And so here I sit, art piled all around, deciding what stays.  Which pieces will be here twenty years from now, to ooh and aah over with his girlfriend?  Who am I to judge?  How to choose one good rainbow over another?  There are 63 rainbow pictures to consider.  I counted.

Enter Leo: What are you doing?

(Whoops.  Busted.)

Me: Oh, just looking at all the beautiful art you made and organizing it.

Leo:  I will help you.

Me: Wonderful!!

Leo:  I made this rainbow when Gigi and Papa were here for my birthday.  I made this heart when I stayed home sick with the throw-ups.  I made this for daddy when he was on his trip.  I made this rainbow for you when you were sick with the throw- ups.    I made this one when I was 4 and 3/4 in art class. We used sticks and straws instead of brushes.   I made this in art class, too.  We used these sock things, filled with sand, and dropped them in the paint, so they would go splat! on the paper.  I made this at Thanksgiving with Gonnie when you were trying to make food for the party.  I made this on Easter. I made this for Charlie.   I made this…

Screw it.  We’ll just have to rent a storage unit.

The post Tossing Picasso appeared first on The Next Family.

The Next Family
The Next Family


Leave a comment

Comments will be approved before showing up.

Also in Parenting

Modern Fitness For the Modern Parent

by The Next Family March 25, 2016


Originally published on The Seattle Lesbian

By Laura King

Life can get busy. With work, kids, family commitments, friends, chores, and the general chaos of everyday life, it can be near impossible at times to sit down for a cup of tea, let alone squeeze in an hour of exercise regularly. However, all things are possible if you set your mind to them. Those that prioritize their fitness nearly...

Continue Reading →

Estate Planning: The Basics For LGBT Families

by The Next Family March 25, 2016

With the passage of marriage equality last year, laws have been quickly changing across the United States. LGBT couples with or without children weren’t just given the right of marriage, they were provided new protections and benefits within their families. All of a sudden, LGBT couples and families had to figure out how to file jointly when it came to taxes, how to add...

Continue Reading →

Representation of Modern Families in Kid-Friendly Entertainment

by The Next Family March 24, 2016 1 Comment


By Alex Temblador

I recently wrote an article for The Next Family called, “Family-Friendly Films That Feature Adoption and Foster Care,” that shared wonderful family films with adoption or foster care story lines.

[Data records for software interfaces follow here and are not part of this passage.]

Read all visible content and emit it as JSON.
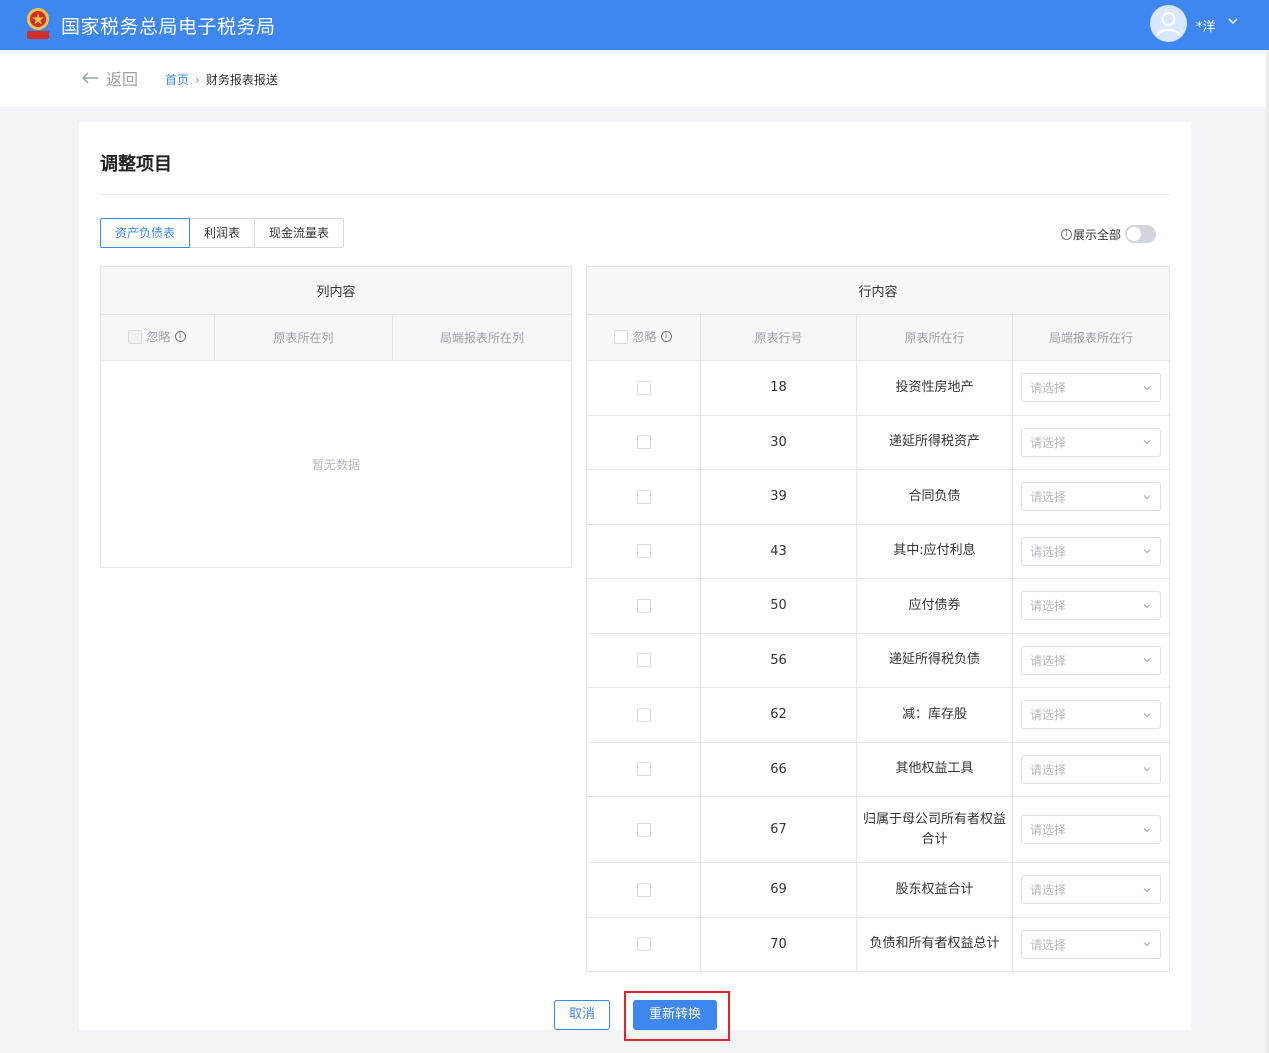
{
  "header": {
    "app_title": "国家税务总局电子税务局",
    "user_name": "*洋"
  },
  "nav": {
    "back_label": "返回",
    "breadcrumb_home": "首页",
    "breadcrumb_sep": "›",
    "breadcrumb_current": "财务报表报送"
  },
  "page": {
    "title": "调整项目",
    "tabs": [
      "资产负债表",
      "利润表",
      "现金流量表"
    ],
    "active_tab": "资产负债表",
    "show_all_label": "展示全部",
    "show_all_on": false
  },
  "column_table": {
    "title": "列内容",
    "headers": [
      "忽略",
      "原表所在列",
      "局端报表所在列"
    ],
    "empty_text": "暂无数据"
  },
  "row_table": {
    "title": "行内容",
    "headers": [
      "忽略",
      "原表行号",
      "原表所在行",
      "局端报表所在行"
    ],
    "select_placeholder": "请选择",
    "rows": [
      {
        "no": "18",
        "item": "投资性房地产"
      },
      {
        "no": "30",
        "item": "递延所得税资产"
      },
      {
        "no": "39",
        "item": "合同负债"
      },
      {
        "no": "43",
        "item": "其中:应付利息"
      },
      {
        "no": "50",
        "item": "应付债券"
      },
      {
        "no": "56",
        "item": "递延所得税负债"
      },
      {
        "no": "62",
        "item": "减：库存股"
      },
      {
        "no": "66",
        "item": "其他权益工具"
      },
      {
        "no": "67",
        "item": "归属于母公司所有者权益合计"
      },
      {
        "no": "69",
        "item": "股东权益合计"
      },
      {
        "no": "70",
        "item": "负债和所有者权益总计"
      }
    ]
  },
  "actions": {
    "cancel_label": "取消",
    "convert_label": "重新转换"
  },
  "colors": {
    "brand_blue": "#3e86f0",
    "highlight_red": "#e0262d"
  }
}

My reasoning behind doing so was because every family deserves a chance to see similar families like theirs represented in various forms of entertainment.

The same can be said of other...

Continue Reading →